What is required: Word for word, restate the records that follow.

Given records:

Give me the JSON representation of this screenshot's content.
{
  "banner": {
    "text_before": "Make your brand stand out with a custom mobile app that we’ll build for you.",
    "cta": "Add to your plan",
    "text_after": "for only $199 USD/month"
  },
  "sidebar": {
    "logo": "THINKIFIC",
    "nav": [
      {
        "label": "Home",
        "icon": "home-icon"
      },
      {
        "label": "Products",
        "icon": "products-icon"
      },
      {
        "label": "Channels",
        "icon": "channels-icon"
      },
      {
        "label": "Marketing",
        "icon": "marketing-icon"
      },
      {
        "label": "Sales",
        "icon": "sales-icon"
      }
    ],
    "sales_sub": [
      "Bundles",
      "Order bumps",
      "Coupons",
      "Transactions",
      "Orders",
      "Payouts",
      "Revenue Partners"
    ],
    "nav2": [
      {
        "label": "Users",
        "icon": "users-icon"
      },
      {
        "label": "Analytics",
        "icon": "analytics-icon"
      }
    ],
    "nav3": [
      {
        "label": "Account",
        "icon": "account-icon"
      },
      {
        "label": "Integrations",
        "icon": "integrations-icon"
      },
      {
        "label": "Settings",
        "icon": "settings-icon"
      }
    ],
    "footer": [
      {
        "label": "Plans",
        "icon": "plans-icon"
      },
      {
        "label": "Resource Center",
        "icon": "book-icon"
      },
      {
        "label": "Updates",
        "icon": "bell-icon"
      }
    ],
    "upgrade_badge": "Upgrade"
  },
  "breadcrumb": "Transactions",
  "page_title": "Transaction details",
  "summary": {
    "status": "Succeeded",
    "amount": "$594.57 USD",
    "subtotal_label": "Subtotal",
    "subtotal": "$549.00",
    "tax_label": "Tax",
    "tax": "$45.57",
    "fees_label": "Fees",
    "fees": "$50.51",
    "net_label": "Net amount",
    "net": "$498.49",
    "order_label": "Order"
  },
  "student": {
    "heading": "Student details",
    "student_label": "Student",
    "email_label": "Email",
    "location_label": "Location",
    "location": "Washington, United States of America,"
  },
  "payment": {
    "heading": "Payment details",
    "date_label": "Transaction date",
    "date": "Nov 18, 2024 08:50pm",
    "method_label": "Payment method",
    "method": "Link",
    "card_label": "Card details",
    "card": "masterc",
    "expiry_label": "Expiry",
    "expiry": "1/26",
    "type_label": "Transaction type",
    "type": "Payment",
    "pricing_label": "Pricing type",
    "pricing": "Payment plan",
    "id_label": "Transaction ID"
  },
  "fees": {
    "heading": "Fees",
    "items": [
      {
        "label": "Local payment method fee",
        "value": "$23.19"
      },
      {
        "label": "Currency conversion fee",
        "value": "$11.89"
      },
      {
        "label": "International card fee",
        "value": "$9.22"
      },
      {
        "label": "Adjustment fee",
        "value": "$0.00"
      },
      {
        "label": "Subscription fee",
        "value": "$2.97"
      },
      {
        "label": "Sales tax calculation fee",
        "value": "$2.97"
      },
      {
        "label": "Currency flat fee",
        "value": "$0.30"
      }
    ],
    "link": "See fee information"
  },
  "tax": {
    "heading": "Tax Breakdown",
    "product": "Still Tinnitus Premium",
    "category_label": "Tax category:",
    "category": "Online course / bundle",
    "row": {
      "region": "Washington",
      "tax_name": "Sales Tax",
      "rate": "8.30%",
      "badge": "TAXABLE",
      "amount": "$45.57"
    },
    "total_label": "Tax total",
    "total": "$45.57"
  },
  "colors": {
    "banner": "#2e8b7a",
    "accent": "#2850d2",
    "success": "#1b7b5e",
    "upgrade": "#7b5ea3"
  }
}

Solved exercise:
Give me the JSON representation of this screenshot's content.
{
  "banner": {
    "text_before": "Make your brand stand out with a custom mobile app that we’ll build for you.",
    "cta": "Add to your plan",
    "text_after": "for only $199 USD/month"
  },
  "sidebar": {
    "logo": "THINKIFIC",
    "nav": [
      {
        "label": "Home",
        "icon": "home-icon"
      },
      {
        "label": "Products",
        "icon": "products-icon"
      },
      {
        "label": "Channels",
        "icon": "channels-icon"
      },
      {
        "label": "Marketing",
        "icon": "marketing-icon"
      },
      {
        "label": "Sales",
        "icon": "sales-icon"
      }
    ],
    "sales_sub": [
      "Bundles",
      "Order bumps",
      "Coupons",
      "Transactions",
      "Orders",
      "Payouts",
      "Revenue Partners"
    ],
    "nav2": [
      {
        "label": "Users",
        "icon": "users-icon"
      },
      {
        "label": "Analytics",
        "icon": "analytics-icon"
      }
    ],
    "nav3": [
      {
        "label": "Account",
        "icon": "account-icon"
      },
      {
        "label": "Integrations",
        "icon": "integrations-icon"
      },
      {
        "label": "Settings",
        "icon": "settings-icon"
      }
    ],
    "footer": [
      {
        "label": "Plans",
        "icon": "plans-icon"
      },
      {
        "label": "Resource Center",
        "icon": "book-icon"
      },
      {
        "label": "Updates",
        "icon": "bell-icon"
      }
    ],
    "upgrade_badge": "Upgrade"
  },
  "breadcrumb": "Transactions",
  "page_title": "Transaction details",
  "summary": {
    "status": "Succeeded",
    "amount": "$594.57 USD",
    "subtotal_label": "Subtotal",
    "subtotal": "$549.00",
    "tax_label": "Tax",
    "tax": "$45.57",
    "fees_label": "Fees",
    "fees": "$50.51",
    "net_label": "Net amount",
    "net": "$498.49",
    "order_label": "Order"
  },
  "student": {
    "heading": "Student details",
    "student_label": "Student",
    "email_label": "Email",
    "location_label": "Location",
    "location": "Washington, United States of America,"
  },
  "payment": {
    "heading": "Payment details",
    "date_label": "Transaction date",
    "date": "Nov 18, 2024 08:50pm",
    "method_label": "Payment method",
    "method": "Link",
    "card_label": "Card details",
    "card": "masterc",
    "expiry_label": "Expiry",
    "expiry": "1/26",
    "type_label": "Transaction type",
    "type": "Payment",
    "pricing_label": "Pricing type",
    "pricing": "Payment plan",
    "id_label": "Transaction ID"
  },
  "fees": {
    "heading": "Fees",
    "items": [
      {
        "label": "Local payment method fee",
        "value": "$23.19"
      },
      {
        "label": "Currency conversion fee",
        "value": "$11.89"
      },
      {
        "label": "International card fee",
        "value": "$9.22"
      },
      {
        "label": "Adjustment fee",
        "value": "$0.00"
      },
      {
        "label": "Subscription fee",
        "value": "$2.97"
      },
      {
        "label": "Sales tax calculation fee",
        "value": "$2.97"
      },
      {
        "label": "Currency flat fee",
        "value": "$0.30"
      }
    ],
    "link": "See fee information"
  },
  "tax": {
    "heading": "Tax Breakdown",
    "product": "Still Tinnitus Premium",
    "category_label": "Tax category:",
    "category": "Online course / bundle",
    "row": {
      "region": "Washington",
      "tax_name": "Sales Tax",
      "rate": "8.30%",
      "badge": "TAXABLE",
      "amount": "$45.57"
    },
    "total_label": "Tax total",
    "total": "$45.57"
  },
  "colors": {
    "banner": "#2e8b7a",
    "accent": "#2850d2",
    "success": "#1b7b5e",
    "upgrade": "#7b5ea3"
  }
}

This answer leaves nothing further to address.